Task instructions — Among the entries below, how many lines include "footer"? Give the number alone.

Input material —
::::::::::
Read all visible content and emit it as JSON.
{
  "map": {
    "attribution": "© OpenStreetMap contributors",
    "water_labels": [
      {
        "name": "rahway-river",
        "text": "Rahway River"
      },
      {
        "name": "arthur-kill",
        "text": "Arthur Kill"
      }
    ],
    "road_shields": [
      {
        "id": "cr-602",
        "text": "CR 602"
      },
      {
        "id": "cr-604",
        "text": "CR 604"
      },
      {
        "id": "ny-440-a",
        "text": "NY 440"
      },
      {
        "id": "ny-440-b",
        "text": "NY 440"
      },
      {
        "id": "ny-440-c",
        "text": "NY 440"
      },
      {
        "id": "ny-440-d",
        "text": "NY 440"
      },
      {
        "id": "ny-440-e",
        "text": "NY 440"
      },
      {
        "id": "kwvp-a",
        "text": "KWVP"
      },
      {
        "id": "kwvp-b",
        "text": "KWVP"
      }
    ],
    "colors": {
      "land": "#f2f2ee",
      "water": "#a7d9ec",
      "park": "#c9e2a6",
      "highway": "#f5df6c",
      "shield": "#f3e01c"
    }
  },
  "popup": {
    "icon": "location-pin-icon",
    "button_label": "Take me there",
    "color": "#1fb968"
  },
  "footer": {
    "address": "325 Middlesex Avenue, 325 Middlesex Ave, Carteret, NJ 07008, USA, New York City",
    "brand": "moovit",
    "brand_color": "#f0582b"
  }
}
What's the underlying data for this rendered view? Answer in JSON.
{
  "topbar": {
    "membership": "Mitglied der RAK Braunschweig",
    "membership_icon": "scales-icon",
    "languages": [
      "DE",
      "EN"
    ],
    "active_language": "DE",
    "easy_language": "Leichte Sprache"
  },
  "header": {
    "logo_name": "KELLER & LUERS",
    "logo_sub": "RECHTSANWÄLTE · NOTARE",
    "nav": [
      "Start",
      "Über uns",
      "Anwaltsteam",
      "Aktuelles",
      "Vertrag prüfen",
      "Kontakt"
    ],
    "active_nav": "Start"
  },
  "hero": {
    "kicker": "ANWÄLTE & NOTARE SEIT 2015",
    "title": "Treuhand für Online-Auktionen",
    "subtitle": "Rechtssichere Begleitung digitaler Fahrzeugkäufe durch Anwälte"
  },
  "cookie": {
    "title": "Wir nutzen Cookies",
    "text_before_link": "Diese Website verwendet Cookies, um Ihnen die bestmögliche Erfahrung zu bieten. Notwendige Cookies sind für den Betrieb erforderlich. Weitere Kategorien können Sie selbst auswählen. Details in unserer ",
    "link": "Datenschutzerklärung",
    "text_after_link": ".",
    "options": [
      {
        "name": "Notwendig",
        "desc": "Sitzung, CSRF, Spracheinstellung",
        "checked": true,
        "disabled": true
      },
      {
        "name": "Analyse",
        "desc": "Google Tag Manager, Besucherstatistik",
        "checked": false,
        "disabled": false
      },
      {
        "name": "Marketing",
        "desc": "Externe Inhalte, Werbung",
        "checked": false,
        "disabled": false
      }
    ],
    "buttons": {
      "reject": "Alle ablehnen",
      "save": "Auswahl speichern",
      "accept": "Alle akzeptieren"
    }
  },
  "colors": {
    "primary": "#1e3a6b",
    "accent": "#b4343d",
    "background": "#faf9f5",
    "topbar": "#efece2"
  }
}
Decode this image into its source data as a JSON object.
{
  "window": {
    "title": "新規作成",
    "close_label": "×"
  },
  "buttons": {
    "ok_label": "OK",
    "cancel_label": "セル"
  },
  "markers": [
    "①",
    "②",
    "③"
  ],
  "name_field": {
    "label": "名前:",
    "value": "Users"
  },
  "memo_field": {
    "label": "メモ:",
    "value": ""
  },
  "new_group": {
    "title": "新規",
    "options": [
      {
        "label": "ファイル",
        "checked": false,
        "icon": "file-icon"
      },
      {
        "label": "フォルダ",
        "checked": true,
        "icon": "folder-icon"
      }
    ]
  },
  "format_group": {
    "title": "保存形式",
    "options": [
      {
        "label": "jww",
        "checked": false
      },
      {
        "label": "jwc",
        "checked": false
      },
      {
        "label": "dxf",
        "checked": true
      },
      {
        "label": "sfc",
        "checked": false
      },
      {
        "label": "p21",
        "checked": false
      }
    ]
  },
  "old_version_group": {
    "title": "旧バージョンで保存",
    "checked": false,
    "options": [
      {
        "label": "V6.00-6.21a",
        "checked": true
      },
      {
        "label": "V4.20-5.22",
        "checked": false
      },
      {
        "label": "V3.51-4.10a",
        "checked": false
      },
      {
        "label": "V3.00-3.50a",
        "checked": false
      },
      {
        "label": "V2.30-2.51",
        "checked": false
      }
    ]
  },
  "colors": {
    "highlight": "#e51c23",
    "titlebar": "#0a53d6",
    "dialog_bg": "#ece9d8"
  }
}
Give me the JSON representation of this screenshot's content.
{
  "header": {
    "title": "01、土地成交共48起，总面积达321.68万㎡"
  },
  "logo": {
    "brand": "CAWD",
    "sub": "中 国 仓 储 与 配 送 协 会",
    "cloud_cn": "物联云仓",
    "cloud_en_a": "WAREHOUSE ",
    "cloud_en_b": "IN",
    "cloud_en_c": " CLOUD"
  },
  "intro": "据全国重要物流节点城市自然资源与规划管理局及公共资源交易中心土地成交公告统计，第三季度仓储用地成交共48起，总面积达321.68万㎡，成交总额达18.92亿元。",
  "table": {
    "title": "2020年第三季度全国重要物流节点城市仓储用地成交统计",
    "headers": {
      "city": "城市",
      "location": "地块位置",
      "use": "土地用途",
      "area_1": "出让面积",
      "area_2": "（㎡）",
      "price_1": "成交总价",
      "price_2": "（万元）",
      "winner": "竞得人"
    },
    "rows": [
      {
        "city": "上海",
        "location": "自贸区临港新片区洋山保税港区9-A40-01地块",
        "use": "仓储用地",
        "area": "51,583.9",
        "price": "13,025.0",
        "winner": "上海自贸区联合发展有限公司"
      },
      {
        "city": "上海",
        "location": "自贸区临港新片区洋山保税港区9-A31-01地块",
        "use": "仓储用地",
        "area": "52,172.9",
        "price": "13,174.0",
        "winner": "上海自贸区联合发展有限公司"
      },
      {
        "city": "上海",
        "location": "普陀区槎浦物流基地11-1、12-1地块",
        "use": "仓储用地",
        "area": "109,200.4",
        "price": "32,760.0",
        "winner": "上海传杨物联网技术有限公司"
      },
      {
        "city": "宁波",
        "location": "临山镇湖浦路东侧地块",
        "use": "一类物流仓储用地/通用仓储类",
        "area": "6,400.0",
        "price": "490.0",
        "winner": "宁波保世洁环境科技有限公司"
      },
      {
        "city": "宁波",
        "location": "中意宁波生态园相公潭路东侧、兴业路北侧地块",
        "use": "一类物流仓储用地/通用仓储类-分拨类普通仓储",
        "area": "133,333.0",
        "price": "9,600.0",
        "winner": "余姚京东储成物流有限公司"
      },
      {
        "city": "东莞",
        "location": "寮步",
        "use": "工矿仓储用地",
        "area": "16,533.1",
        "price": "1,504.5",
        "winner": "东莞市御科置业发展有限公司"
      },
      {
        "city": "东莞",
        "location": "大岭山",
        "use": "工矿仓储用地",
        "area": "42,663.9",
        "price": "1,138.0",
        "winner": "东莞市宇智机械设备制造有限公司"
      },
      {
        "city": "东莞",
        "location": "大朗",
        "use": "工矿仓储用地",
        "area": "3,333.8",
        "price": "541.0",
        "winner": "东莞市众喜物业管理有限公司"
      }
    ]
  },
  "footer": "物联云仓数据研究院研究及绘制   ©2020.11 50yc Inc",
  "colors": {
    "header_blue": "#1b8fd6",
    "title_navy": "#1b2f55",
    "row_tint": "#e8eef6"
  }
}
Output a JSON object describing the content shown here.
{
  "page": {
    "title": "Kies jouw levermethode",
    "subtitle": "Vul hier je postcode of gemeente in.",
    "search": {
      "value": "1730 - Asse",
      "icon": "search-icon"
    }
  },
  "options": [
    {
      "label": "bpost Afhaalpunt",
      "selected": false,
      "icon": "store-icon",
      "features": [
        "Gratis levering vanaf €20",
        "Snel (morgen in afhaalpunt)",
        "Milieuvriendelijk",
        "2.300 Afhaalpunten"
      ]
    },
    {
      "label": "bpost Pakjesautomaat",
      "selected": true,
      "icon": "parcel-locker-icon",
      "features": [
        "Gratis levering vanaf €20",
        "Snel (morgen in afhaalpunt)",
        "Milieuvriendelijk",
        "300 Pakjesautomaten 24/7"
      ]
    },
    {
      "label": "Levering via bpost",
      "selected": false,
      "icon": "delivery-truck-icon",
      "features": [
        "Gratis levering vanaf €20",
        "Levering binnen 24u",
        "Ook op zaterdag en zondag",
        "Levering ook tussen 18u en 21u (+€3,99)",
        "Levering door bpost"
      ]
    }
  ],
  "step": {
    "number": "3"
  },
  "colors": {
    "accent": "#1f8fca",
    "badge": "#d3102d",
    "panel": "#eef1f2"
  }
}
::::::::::
Task response — 2